Task statement: Produce a verbatim copy of the entries listed below.

Information:
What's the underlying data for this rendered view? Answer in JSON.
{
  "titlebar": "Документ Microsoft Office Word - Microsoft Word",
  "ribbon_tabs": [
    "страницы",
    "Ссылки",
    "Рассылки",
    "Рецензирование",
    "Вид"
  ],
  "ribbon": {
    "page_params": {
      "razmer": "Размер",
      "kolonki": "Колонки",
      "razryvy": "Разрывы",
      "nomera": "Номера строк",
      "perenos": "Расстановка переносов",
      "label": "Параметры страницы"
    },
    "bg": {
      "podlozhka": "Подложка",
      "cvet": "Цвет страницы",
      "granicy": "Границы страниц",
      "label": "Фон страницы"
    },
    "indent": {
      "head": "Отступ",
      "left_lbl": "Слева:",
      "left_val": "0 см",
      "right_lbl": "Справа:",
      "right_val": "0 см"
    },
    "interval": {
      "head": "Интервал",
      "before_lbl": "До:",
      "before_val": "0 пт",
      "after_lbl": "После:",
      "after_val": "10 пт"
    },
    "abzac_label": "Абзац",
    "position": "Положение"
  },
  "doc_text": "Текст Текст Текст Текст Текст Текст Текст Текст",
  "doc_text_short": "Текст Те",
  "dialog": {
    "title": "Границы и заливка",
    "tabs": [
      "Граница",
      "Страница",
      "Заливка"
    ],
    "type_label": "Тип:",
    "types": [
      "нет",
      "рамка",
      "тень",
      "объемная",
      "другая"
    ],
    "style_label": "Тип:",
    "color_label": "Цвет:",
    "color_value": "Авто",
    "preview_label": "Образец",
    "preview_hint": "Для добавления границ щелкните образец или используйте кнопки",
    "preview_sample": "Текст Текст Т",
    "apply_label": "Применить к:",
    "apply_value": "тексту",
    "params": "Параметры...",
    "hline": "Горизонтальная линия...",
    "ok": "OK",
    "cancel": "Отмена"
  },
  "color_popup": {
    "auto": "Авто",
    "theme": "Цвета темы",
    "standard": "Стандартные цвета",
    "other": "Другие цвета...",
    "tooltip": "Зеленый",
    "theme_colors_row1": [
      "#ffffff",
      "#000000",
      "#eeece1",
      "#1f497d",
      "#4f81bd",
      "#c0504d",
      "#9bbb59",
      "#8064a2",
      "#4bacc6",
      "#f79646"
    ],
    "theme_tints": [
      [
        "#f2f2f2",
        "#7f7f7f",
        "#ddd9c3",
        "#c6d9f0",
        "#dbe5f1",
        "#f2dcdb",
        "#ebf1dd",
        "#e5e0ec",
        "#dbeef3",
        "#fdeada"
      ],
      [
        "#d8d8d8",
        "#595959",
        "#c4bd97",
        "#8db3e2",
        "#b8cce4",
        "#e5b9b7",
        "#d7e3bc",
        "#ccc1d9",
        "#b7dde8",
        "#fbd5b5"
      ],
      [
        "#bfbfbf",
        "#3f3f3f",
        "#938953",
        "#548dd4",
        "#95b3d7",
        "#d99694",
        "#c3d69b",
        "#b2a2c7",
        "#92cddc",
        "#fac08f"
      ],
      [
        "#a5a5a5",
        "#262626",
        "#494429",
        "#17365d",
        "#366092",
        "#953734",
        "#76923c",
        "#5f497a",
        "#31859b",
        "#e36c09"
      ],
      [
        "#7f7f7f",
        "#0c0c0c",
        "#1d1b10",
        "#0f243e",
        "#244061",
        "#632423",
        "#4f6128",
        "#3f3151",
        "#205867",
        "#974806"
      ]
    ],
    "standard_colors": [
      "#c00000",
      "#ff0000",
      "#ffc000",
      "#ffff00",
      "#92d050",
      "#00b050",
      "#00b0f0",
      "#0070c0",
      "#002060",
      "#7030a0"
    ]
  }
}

Task solution:
What's the underlying data for this rendered view? Answer in JSON.
{
  "titlebar": "Документ Microsoft Office Word - Microsoft Word",
  "ribbon_tabs": [
    "страницы",
    "Ссылки",
    "Рассылки",
    "Рецензирование",
    "Вид"
  ],
  "ribbon": {
    "page_params": {
      "razmer": "Размер",
      "kolonki": "Колонки",
      "razryvy": "Разрывы",
      "nomera": "Номера строк",
      "perenos": "Расстановка переносов",
      "label": "Параметры страницы"
    },
    "bg": {
      "podlozhka": "Подложка",
      "cvet": "Цвет страницы",
      "granicy": "Границы страниц",
      "label": "Фон страницы"
    },
    "indent": {
      "head": "Отступ",
      "left_lbl": "Слева:",
      "left_val": "0 см",
      "right_lbl": "Справа:",
      "right_val": "0 см"
    },
    "interval": {
      "head": "Интервал",
      "before_lbl": "До:",
      "before_val": "0 пт",
      "after_lbl": "После:",
      "after_val": "10 пт"
    },
    "abzac_label": "Абзац",
    "position": "Положение"
  },
  "doc_text": "Текст Текст Текст Текст Текст Текст Текст Текст",
  "doc_text_short": "Текст Те",
  "dialog": {
    "title": "Границы и заливка",
    "tabs": [
      "Граница",
      "Страница",
      "Заливка"
    ],
    "type_label": "Тип:",
    "types": [
      "нет",
      "рамка",
      "тень",
      "объемная",
      "другая"
    ],
    "style_label": "Тип:",
    "color_label": "Цвет:",
    "color_value": "Авто",
    "preview_label": "Образец",
    "preview_hint": "Для добавления границ щелкните образец или используйте кнопки",
    "preview_sample": "Текст Текст Т",
    "apply_label": "Применить к:",
    "apply_value": "тексту",
    "params": "Параметры...",
    "hline": "Горизонтальная линия...",
    "ok": "OK",
    "cancel": "Отмена"
  },
  "color_popup": {
    "auto": "Авто",
    "theme": "Цвета темы",
    "standard": "Стандартные цвета",
    "other": "Другие цвета...",
    "tooltip": "Зеленый",
    "theme_colors_row1": [
      "#ffffff",
      "#000000",
      "#eeece1",
      "#1f497d",
      "#4f81bd",
      "#c0504d",
      "#9bbb59",
      "#8064a2",
      "#4bacc6",
      "#f79646"
    ],
    "theme_tints": [
      [
        "#f2f2f2",
        "#7f7f7f",
        "#ddd9c3",
        "#c6d9f0",
        "#dbe5f1",
        "#f2dcdb",
        "#ebf1dd",
        "#e5e0ec",
        "#dbeef3",
        "#fdeada"
      ],
      [
        "#d8d8d8",
        "#595959",
        "#c4bd97",
        "#8db3e2",
        "#b8cce4",
        "#e5b9b7",
        "#d7e3bc",
        "#ccc1d9",
        "#b7dde8",
        "#fbd5b5"
      ],
      [
        "#bfbfbf",
        "#3f3f3f",
        "#938953",
        "#548dd4",
        "#95b3d7",
        "#d99694",
        "#c3d69b",
        "#b2a2c7",
        "#92cddc",
        "#fac08f"
      ],
      [
        "#a5a5a5",
        "#262626",
        "#494429",
        "#17365d",
        "#366092",
        "#953734",
        "#76923c",
        "#5f497a",
        "#31859b",
        "#e36c09"
      ],
      [
        "#7f7f7f",
        "#0c0c0c",
        "#1d1b10",
        "#0f243e",
        "#244061",
        "#632423",
        "#4f6128",
        "#3f3151",
        "#205867",
        "#974806"
      ]
    ],
    "standard_colors": [
      "#c00000",
      "#ff0000",
      "#ffc000",
      "#ffff00",
      "#92d050",
      "#00b050",
      "#00b0f0",
      "#0070c0",
      "#002060",
      "#7030a0"
    ]
  }
}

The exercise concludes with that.